Her work can be found in public and private collections internationally. In her work, she strives to create evocative objects that double as fine souvenirs. Place and time are documented through the process of making. A fleeting memory, a lost bauble or an everyday object are refashioned to create a small celebratory ornament.
‘The Bird of Passage collaboration began through Carol’s practice of taking photos of new places she had traveled to, followed by importing the digital images into Illustrator to pull out a limited number of color pixels to create color families. The colors she found in Halifax surprised me, so I asked her to photograph her landscape in Scotland, to experience virtually / digitally.
My collaborator sent me her Scottish photos which she called “drab” and I was able to find unexpected color families hiding within the pixels in the images.
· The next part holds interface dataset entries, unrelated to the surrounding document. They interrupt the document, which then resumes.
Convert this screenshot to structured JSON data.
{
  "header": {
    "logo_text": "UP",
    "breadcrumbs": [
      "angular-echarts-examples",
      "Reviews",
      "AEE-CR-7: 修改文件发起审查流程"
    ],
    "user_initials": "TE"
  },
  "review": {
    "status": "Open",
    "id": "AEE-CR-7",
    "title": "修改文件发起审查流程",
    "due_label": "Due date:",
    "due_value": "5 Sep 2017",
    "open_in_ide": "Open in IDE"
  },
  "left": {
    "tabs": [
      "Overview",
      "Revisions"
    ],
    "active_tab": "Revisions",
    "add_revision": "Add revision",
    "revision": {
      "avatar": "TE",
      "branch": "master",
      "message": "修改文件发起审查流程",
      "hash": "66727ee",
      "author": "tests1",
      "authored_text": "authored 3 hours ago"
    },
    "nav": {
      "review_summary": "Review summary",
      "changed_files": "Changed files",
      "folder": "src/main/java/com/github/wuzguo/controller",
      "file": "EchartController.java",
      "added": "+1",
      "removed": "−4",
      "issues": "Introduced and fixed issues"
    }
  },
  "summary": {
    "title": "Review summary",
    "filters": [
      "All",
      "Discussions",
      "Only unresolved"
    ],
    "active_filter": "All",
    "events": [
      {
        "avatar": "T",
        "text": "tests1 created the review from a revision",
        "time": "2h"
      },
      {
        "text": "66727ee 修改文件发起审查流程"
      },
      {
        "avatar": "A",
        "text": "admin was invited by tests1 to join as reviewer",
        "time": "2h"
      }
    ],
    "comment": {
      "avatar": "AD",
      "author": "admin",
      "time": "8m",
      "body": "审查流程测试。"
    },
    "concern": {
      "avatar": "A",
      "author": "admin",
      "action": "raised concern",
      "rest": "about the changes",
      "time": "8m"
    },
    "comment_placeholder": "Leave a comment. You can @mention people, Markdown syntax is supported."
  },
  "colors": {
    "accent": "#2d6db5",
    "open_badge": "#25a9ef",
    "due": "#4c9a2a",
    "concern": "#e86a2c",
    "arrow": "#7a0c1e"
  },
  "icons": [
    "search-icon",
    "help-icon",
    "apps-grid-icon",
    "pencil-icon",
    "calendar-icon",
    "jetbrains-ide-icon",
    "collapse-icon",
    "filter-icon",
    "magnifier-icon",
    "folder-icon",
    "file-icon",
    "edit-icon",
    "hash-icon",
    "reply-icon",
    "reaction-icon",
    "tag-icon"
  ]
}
When I removed the original photo- a curated “Craft Color Chart” appeared scientific and exhibited a color family / or relationship I seldom see in the color theory classes I teach.
I have been interested in exploring new ways of working, integrating sustainable materials and processes in my work, and exploring identity as it relates to the place I live. The colors families seemed open, without history, and I saw them as a potential way to form connections with local makers.
A strategy for welcoming the unexpected into my practice was to reach out to local craftspeople, artists, technicians, and designers to see if the colors ~alone~ triggered a link to a process or material they use. My “Craft Color Chart” shows the color families grouped as extracted from individual photographs of Forfar, Scotland, and then the responses provided by makers in Halifax, Nova Scotia- intuitively responding to the colors. Sample responses to the colors, which in turn prompted me to learn new craft processes included avocado and lichen natural dye, Urushi laquer, and heat-treated steel.’
Carol Sinclair is a ceramic artist with more than 30 years experience of running her practice. She explores the theme of memory and it’s role in connecting us to one another and to our environment. Most recently she has been reconsidering the way she uses and processes materials to reduce her carbon footprint and use her work as a catalyst for discussions on responsible consumption.
For the SHIFT project she has combined her use of porcelain with the other materials from her home and studio to create a ‘closed loop’ approach in which as little as possible is wasted or has a minimal amount of extra energy used in its reformulation. She has recycled the paper from her clay processing, reconstituted clay waste to create a new biodegradable plastic, repurposed paint and ink, and reused the wooden feathers from her tests, leading to exciting new material options and areas for further research.
‘Collaboration is the perfect way to explore and extend ideas, and the discipline of a weekly Zoom exchange with my collaborator, Rebecca Hannon in Nova Scotia gave me a creative focus. Using the colours from our partners living and working environments as means of expressing identity, we each developed our own colour palette and began exploring materials and associated making techniques to achieve those colours. Together we created a set of human scale wings, based on the Siskin, a bird that lives in both countries. Each of the 59 component feathers per wing became a unit of research. Rebecca experimented with new techniques in metal, textile and ceramic fabrication, suggested by other makers. I began by developing a new colour spectrum in my usual medium, porcelain, and then experimented with a variety of waste materials from my home and studio to push the environmental responsibility of my practice.’